Jails, unlike prisons, typically house offenders who have been detained or arrested by the police—often for misdemeanors or nonviolent crimes. In many cases, people who are mentally ill, have substance use problems, or are homeless are picked up and sent to jail for a short period and then released back into the community.
Without follow-up care or treatment, they are at risk of another arrest and the cycle repeats, say the authors of the report, “What the Affordable Care Act Means for People With Jail Stays.”
Medicaid does not provide coverage for people serving time in jail and neither does the Affordable Care Act. However, under the ACA, people with a history of a jail stay may be eligible for Medicaid coverage upon release—particularly if they live in a state that has opted to expand its Medicaid program.
According to the analysis, an estimated one out of six people expected to enroll in Medicaid under the new state expansion programs will have spent some time in jail during the past year.
To date, 25 states and the District of Columbia have expanded Medicaid programs to cover more of the low-income population.
Another one out of 10 people enrolling in health plans under the insurance Marketplaces will have a history of a recent jail stay, according to the report. Under the ACA, people who are poor but still do not qualify for Medicaid can often purchase an affordable health plan by going to the online insurance Marketplaces.
About 64 percent of people incarcerated in jails meet the criteria for mental illness at the time of their booking and the same high number have problems related to alcohol or drug abuse, the authors note.
Source: Press release from the George Washington University School of Public Health and Health Services
AMHCA’s Journal, JMHC, Is Now Free to Members
As a new benefit of membership, AMHCA members may now download articles from the four most recent issues of the Journal of Mental Health Counseling (JMHC)—at no charge.
Read about the latest research plus case studies and approaches to use today in your work with clients. Member login to the AMHCA website is required. Members will continue to receive the printed publication each quarter, in January, April, July, and October.
Nonmembers may purchase access to articles online. Electronic subscriptions are also available.
Following are some of the articles from the January 2014 issue of JMHC (Vol. 36, No. 1)

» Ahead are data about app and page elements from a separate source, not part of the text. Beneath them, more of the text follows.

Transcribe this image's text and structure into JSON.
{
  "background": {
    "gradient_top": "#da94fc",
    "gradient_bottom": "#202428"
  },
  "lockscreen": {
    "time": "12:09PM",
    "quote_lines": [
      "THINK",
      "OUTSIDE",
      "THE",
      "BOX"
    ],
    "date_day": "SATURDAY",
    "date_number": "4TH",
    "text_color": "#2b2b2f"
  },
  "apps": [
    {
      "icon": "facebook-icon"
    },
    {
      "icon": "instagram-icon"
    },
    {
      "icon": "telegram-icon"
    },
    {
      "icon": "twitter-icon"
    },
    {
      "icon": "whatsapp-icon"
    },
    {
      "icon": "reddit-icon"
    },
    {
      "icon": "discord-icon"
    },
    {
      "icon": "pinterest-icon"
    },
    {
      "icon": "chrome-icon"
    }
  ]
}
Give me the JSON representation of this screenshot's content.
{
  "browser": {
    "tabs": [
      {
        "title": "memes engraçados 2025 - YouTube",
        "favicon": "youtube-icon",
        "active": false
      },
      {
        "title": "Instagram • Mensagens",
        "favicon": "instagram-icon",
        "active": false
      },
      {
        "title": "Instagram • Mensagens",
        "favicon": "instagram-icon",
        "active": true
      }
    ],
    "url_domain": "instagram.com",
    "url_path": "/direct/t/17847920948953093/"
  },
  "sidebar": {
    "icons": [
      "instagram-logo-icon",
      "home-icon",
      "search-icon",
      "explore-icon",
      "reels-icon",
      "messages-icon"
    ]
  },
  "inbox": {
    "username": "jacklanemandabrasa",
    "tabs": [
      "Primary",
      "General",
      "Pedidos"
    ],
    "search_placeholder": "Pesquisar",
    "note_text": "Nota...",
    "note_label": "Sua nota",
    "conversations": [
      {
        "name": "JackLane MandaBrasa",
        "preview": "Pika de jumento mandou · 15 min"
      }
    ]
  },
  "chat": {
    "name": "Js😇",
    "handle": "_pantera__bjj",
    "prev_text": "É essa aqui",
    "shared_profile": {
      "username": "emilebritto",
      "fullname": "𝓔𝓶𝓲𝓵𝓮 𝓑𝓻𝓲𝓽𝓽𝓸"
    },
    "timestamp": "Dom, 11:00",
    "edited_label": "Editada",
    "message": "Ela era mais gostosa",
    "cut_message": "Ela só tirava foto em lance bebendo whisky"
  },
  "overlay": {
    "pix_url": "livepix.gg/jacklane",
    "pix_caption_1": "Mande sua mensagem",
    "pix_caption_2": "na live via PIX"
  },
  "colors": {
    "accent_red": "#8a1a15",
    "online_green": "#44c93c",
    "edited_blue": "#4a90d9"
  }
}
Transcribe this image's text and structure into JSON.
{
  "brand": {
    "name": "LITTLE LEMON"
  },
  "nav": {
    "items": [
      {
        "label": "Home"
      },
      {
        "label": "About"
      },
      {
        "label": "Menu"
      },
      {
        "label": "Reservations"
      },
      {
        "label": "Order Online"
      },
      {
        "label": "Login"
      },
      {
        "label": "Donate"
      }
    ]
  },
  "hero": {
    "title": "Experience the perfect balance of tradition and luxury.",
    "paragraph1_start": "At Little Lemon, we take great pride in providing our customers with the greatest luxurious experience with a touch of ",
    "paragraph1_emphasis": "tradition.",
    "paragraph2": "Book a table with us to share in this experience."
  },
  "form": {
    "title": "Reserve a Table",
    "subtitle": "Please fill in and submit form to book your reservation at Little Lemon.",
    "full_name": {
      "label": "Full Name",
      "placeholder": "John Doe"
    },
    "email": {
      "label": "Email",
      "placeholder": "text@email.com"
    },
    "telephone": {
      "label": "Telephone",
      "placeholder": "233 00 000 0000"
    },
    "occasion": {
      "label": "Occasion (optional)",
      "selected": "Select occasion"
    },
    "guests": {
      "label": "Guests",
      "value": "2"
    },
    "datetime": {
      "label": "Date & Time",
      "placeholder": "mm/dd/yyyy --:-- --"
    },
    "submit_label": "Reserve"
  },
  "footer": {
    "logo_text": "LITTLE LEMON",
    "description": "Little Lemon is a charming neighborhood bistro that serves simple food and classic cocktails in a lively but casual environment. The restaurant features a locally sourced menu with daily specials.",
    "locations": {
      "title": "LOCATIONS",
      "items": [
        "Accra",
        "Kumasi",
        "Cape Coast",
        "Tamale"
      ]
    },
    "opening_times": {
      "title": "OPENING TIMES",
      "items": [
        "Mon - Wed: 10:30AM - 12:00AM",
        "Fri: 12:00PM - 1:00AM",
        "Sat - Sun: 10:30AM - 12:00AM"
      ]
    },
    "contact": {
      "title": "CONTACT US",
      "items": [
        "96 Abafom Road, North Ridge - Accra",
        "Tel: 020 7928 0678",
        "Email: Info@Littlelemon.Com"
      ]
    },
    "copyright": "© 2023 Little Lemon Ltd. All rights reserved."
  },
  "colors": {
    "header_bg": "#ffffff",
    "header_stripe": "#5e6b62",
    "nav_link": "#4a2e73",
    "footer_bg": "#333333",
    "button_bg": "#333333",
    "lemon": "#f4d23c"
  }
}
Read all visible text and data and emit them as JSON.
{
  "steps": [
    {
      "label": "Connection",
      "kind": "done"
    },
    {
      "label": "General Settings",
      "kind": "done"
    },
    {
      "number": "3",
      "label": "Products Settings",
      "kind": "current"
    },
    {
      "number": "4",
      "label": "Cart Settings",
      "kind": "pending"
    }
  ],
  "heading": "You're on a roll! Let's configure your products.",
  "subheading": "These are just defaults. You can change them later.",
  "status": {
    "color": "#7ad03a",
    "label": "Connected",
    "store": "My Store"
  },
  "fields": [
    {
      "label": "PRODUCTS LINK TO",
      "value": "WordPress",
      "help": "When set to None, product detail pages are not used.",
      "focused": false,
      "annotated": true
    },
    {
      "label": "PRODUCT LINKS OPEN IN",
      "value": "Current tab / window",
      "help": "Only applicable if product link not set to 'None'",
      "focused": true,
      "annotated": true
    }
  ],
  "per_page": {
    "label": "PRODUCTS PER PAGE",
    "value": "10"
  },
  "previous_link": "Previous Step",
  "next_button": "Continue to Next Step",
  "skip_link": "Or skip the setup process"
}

- Conducting Child Custody Evaluations: Best Practices for Mental Health Counselors Who Are Court-Appointed as Child Custody Evaluators
- Interactive Journaling as a Clinical Tool
- Personal and Contextual Predictors of Mental Health Counselors’ Compassion Fatigue and Burnout
- STRENGTH: A System of Integration of Solution-Oriented and Strength-Based Principles
- Monitoring Alliance and Outcome with Client Feedback Measures
- Master Counselors as Teachers: Clinical Practices of Counselor Educators
Article topics from within the last year also include:
- Smart-phone applications in clinical practice
- Shared trauma in counseling
- Survivor dissociative identity disorder
- Building a practice in rural settings
- The self-employed mental health counselor
- Diversifying service options in private practice
- Text messaging best practices
- Assessing non-suicidal self-injury
- Stress, spiritual coping, and bulimia: feeling punished by God/Higher Power
- Integrating leadership skills into anger-management groups
- Counseling students’ values and attitudes towards euthanasia
The Polls Are Open! Vote in AMHCA’s Election
Online voting in the AMHCA 2014 election is now under way. By now all members eligible to vote should have received an email from “AMHCA Election” with a link to their personalized ballot. The three open postions on AMHCA's board of directors are president-elect, Midwest Region director, and Western Region director
Personalized ballots include only those races in which you are eligible to vote. All eligible members may cast
a vote for the president-elect position. Only voters who live in the Midwest Region and Western Region may vote in those races.
In order for your vote to be counted,your ballot must be completed and submitted by 8 p.m. PDT on Wednesday, April 30, 2014. Questions? Please contact AMHCA Member Services at firstname.lastname@example.org or 800–326–2642.